I swore I'd never do it. Buy an Oprah's Book Club book, that is. But someone recommended Rohinton Mistry's A Fine Balance to me. When I found it at Half Price Books, I almost put it back on the shelf, because it had that dratted giant "O" on the front. But I decided to take a chance on it, and I'm so glad I did.
Let's be upfront about it. The book is, in many ways, absolutely heartbreaking. The story takes place in India in the early 70's--in the midst of revolution. Mrs. Gandhi (never named by name in the whole book) has suspended normal law and procedures during the "National Emergency."
The story revolves around 4 characters--Dina Dalal, a widow; Maneck, a student who rents a room from Dina during a school year; Om and Ishvar, tailors who have come, escaping caste violence in their rural town, to make their way in the big city. The book begins by telling the backstory on all four characters, then blending them together during the year they spend together.
The story is about poverty, about family, about politics. About hopes, dreams, and aspirations. About independence and love, and the cost of both.
Mistry doesn't sugarcoat ANYTHING. The description of life for the poor, the homeless, and the beggars is almost more than I could bear to read. One reviewer I read said that Mistry is realism with a capital "R." I agree.
The writing itself is lovely, and sad beyond words. A small snippet of a minor character, thinking about his wife who died about a year before:
"It's a strange thing. When my Mumtaz was alive, I would sit alone all day, sewing or reading. And she would be by herself in the back, busy cooking and cleaning and praying. But there was no loneliness, the days passed easily. Just knowing she was there was enough. And now I miss her so much. What an unreliable thing is time--when I want it to fly, the hours stick to me like glue. And what a changeable thing, too. Time is the twine to tie our lives into parcels of years and months. Or a rubber band stretched to suit our fancy. Time can be the pretty ribbon in a little girl's hair. Or the lines in your face, stealing your youthful colour and your hair." He sighed and smiled sadly. "But in the end, time is a noose around the neck, strangling slowly."
A Fine Balance is not an easy book to read.
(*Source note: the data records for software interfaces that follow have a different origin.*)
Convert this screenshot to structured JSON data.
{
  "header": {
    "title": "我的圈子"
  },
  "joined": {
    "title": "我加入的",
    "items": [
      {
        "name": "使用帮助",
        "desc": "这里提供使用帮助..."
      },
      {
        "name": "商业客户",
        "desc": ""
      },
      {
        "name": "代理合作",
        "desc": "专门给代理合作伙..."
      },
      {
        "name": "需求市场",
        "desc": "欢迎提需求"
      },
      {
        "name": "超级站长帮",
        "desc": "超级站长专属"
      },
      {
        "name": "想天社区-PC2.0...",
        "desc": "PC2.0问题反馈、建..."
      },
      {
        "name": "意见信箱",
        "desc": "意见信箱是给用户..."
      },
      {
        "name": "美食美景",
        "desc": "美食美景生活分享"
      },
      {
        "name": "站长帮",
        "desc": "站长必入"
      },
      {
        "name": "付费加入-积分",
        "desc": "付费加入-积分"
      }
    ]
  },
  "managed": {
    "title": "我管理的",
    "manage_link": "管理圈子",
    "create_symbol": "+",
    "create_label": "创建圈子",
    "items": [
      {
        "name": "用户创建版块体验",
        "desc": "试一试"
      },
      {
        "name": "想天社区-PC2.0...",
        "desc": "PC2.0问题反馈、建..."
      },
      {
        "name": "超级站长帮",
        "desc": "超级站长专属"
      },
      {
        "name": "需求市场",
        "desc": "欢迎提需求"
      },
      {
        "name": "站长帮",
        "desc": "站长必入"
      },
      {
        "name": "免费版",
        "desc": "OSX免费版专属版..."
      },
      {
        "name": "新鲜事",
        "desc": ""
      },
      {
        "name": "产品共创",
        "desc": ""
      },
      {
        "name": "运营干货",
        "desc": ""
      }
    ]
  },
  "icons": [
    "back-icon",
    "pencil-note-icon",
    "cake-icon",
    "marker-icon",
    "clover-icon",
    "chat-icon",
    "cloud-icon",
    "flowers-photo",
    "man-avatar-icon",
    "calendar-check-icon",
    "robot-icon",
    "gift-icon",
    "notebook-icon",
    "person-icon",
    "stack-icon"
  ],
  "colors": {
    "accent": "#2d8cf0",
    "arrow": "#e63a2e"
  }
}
There are times in my life where it would have been exactly the WRONG thing to read. But it is good. Very, very, VERY good.